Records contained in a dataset

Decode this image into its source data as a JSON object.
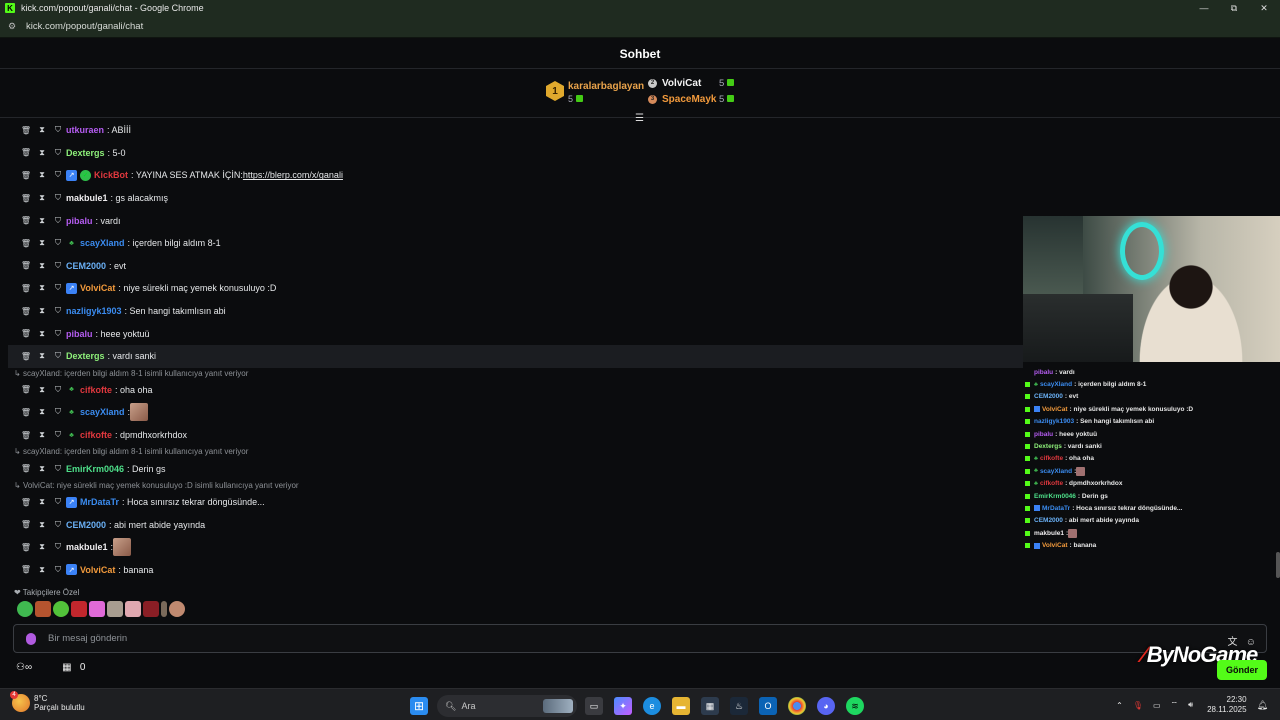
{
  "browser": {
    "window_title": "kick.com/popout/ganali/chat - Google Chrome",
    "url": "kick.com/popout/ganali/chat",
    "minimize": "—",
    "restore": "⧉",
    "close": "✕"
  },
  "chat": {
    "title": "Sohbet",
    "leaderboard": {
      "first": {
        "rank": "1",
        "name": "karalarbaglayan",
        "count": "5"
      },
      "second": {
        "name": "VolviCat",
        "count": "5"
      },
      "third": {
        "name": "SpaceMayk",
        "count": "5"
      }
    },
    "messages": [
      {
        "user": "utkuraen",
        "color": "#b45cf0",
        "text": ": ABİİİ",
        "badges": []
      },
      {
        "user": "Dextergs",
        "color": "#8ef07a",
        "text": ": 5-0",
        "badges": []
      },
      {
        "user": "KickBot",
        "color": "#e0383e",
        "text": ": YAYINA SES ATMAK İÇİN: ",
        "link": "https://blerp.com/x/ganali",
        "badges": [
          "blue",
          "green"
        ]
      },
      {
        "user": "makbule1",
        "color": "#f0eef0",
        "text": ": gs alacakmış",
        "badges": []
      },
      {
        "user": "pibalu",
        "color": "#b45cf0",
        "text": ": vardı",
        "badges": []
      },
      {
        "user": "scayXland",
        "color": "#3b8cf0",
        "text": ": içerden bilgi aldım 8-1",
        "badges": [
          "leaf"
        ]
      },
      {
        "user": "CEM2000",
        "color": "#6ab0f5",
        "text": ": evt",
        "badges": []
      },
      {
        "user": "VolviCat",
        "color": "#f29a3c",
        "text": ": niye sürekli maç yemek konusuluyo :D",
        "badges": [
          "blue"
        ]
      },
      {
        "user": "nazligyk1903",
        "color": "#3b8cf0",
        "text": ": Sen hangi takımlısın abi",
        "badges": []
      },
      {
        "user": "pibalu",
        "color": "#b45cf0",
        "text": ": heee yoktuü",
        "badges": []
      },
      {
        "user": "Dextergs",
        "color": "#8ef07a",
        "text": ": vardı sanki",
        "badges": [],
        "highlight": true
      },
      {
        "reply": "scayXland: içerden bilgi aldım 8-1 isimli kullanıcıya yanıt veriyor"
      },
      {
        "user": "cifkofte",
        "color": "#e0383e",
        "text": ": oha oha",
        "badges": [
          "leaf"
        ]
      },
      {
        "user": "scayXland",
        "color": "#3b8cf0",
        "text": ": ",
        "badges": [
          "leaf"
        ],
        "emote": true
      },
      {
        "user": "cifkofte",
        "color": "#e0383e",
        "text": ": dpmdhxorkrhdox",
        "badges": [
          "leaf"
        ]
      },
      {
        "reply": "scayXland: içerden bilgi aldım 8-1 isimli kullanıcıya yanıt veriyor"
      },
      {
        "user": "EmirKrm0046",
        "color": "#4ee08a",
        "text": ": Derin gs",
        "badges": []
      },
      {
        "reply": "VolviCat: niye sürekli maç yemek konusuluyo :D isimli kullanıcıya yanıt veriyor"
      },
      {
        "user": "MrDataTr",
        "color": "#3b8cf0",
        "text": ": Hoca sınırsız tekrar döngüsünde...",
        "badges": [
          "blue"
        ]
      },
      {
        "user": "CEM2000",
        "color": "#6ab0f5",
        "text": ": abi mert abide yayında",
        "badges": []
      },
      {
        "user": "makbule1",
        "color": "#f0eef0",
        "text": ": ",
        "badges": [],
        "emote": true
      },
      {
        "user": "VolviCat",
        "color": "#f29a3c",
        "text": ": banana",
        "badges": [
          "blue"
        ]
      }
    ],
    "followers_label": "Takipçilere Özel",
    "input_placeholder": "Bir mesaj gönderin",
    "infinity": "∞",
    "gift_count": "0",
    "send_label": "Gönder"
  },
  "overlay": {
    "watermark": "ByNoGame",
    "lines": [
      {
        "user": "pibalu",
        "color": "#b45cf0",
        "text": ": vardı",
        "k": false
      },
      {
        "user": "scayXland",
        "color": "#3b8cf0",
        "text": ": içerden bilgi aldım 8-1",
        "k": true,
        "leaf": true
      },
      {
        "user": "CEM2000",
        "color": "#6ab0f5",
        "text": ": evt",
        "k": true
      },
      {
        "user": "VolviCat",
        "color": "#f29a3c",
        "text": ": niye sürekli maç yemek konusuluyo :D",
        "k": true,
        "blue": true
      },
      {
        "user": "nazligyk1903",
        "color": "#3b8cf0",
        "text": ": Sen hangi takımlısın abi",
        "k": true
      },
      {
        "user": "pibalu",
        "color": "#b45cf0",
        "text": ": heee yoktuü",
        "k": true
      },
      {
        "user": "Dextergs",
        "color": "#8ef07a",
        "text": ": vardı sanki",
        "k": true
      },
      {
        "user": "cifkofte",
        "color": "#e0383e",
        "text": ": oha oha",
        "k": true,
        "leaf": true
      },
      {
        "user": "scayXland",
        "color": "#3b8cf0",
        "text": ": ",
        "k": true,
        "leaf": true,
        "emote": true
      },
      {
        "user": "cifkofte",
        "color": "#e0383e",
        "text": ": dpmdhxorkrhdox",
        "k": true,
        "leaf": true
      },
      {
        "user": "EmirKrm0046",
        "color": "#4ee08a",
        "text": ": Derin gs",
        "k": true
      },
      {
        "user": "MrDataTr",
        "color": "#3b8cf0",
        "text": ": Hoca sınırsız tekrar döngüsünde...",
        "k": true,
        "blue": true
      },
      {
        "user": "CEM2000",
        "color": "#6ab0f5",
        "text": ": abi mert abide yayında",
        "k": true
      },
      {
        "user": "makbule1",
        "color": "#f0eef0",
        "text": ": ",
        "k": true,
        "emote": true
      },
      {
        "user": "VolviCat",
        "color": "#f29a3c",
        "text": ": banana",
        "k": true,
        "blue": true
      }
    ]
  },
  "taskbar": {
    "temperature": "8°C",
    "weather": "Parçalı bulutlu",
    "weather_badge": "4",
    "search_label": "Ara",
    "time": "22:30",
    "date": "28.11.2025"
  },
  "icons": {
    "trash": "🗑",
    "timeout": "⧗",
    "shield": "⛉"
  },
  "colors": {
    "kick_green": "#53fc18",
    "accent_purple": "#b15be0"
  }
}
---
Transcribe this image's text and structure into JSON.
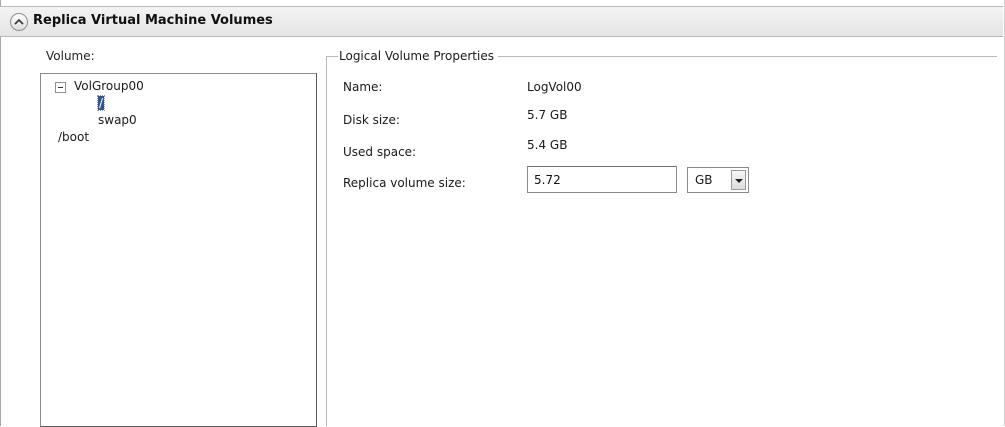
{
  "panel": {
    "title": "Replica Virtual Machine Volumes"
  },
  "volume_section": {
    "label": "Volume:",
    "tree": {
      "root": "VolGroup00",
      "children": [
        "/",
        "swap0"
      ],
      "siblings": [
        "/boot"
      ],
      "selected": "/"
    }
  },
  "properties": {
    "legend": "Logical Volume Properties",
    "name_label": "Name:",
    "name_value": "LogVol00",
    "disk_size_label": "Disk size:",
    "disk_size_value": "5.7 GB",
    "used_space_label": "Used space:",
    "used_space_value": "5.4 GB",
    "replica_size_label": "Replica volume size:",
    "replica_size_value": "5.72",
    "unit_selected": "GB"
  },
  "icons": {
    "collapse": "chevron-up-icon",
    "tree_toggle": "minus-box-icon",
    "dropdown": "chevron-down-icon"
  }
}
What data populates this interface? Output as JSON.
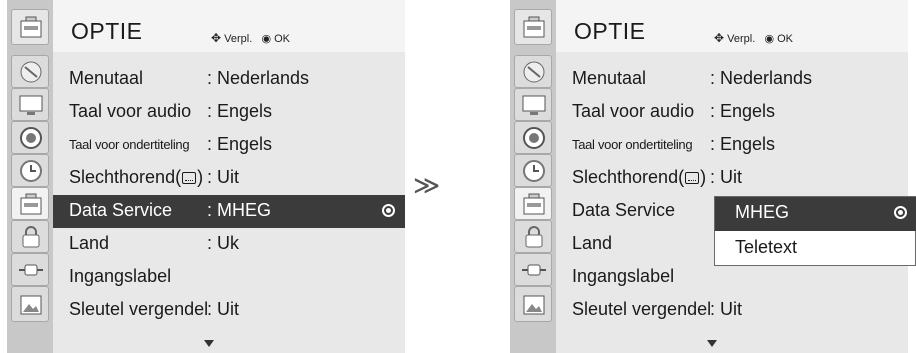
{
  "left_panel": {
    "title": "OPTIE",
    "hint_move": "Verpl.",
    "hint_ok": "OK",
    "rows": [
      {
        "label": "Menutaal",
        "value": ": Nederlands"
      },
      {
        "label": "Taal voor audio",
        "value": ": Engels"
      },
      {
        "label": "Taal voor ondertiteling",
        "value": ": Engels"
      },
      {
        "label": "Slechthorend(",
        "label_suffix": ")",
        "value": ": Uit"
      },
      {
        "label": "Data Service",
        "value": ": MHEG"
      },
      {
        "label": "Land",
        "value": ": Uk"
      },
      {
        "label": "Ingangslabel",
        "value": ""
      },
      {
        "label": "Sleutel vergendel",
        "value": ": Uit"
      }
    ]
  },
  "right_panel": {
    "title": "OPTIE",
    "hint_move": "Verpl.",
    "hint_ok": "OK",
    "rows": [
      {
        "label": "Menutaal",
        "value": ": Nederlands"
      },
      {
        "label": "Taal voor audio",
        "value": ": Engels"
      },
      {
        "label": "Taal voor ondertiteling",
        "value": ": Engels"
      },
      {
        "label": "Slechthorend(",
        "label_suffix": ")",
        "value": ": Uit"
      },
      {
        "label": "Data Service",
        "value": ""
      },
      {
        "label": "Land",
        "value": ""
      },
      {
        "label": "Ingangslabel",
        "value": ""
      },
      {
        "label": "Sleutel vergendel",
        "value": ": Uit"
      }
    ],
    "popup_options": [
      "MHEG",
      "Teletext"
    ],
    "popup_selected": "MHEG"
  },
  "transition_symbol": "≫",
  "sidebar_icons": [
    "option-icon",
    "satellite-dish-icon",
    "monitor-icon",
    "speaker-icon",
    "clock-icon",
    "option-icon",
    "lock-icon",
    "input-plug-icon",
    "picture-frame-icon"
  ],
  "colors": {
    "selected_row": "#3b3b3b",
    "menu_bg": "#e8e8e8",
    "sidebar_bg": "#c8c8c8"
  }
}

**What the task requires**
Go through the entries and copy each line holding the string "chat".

**Exercise answer**
    "window_title": "kick.com/popout/ganali/chat - Google Chrome",
    "url": "kick.com/popout/ganali/chat",
  "chat": {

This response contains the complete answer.